Wherever "true" appears in the records below, copy the line that holds it.

━━━━━ Raw data ━━━━━

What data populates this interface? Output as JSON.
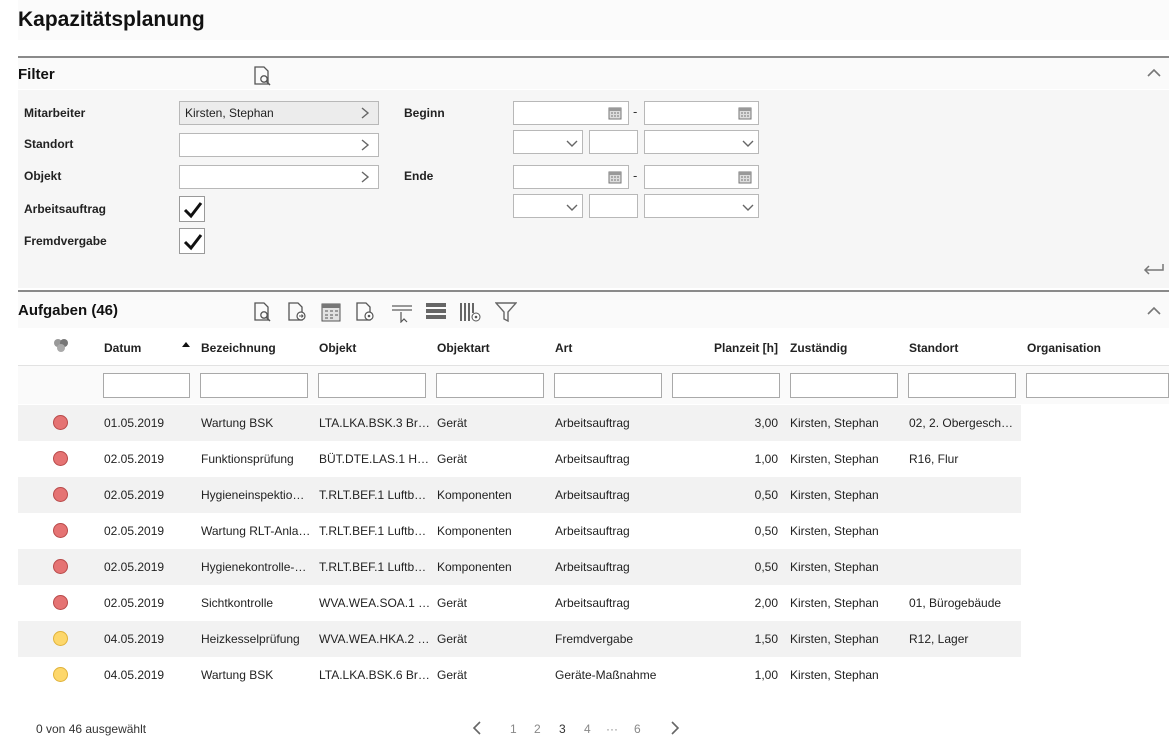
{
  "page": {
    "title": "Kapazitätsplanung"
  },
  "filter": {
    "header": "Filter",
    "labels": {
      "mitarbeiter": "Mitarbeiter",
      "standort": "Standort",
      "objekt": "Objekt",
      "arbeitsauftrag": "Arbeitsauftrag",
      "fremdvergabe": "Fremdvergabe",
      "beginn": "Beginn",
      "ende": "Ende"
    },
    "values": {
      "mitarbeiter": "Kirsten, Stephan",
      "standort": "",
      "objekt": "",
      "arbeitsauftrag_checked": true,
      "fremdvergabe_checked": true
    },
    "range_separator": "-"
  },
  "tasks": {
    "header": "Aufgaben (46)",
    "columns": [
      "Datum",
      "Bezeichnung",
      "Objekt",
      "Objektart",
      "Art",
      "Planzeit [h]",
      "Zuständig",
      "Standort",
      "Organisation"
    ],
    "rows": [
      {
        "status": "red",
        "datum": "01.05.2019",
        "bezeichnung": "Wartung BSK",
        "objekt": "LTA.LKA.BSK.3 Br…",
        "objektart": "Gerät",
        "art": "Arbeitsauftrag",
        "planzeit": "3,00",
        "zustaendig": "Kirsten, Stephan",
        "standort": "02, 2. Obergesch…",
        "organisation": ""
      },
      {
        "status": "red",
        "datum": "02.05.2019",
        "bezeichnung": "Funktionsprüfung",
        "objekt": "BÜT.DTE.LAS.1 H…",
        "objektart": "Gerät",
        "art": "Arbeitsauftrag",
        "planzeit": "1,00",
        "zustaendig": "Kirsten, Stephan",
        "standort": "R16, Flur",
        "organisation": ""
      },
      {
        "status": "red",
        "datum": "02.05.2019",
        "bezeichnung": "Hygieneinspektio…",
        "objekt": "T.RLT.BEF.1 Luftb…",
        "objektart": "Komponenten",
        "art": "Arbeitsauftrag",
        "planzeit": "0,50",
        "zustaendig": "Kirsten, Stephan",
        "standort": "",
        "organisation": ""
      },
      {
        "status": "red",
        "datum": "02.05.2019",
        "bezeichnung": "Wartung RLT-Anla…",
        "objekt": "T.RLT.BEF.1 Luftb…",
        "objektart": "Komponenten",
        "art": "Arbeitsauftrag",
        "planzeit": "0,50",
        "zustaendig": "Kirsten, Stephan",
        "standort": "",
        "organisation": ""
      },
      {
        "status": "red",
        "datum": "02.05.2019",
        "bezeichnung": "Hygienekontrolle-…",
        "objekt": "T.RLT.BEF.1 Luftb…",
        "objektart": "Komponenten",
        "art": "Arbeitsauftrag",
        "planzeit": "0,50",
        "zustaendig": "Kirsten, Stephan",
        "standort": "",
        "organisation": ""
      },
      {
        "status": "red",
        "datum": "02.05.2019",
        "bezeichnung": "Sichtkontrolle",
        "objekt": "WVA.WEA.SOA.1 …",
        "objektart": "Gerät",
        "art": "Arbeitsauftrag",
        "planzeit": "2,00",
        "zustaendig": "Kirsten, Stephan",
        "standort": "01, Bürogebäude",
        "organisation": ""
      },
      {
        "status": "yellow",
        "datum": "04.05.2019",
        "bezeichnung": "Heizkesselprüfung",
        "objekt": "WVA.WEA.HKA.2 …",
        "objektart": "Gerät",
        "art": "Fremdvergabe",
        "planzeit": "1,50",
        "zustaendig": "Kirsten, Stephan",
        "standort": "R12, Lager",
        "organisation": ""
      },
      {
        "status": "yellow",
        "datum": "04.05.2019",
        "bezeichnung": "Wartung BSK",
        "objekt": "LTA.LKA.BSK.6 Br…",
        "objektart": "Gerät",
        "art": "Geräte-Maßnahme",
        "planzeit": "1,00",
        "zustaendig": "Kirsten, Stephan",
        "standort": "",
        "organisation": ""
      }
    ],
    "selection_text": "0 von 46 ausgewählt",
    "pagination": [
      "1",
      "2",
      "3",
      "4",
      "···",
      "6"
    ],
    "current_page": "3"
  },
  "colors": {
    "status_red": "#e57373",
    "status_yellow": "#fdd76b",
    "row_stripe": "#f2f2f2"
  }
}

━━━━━
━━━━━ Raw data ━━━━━

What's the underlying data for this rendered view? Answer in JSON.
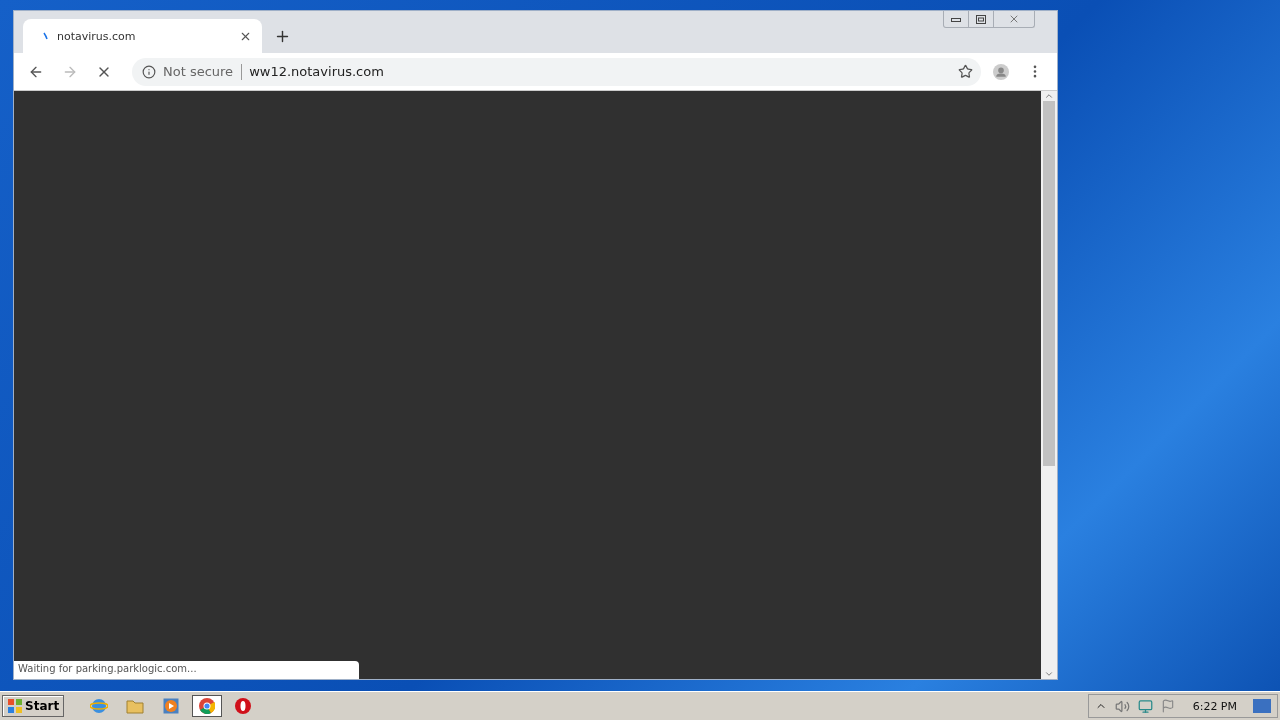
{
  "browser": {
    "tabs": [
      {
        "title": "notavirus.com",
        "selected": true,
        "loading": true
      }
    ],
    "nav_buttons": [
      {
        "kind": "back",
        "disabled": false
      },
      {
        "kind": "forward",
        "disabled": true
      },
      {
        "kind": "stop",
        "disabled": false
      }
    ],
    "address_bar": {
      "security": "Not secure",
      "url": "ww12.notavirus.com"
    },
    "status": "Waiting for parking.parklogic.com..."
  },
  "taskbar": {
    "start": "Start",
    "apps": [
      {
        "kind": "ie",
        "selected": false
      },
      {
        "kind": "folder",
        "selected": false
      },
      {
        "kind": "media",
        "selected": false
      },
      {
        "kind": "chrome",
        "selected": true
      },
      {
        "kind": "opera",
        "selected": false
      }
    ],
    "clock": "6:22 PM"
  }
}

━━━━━

• **Written response**:
      "arbeitsauftrag_checked": true,
      "fremdvergabe_checked": true
        "selected": true,
        "loading": true
        "disabled": true
        "selected": true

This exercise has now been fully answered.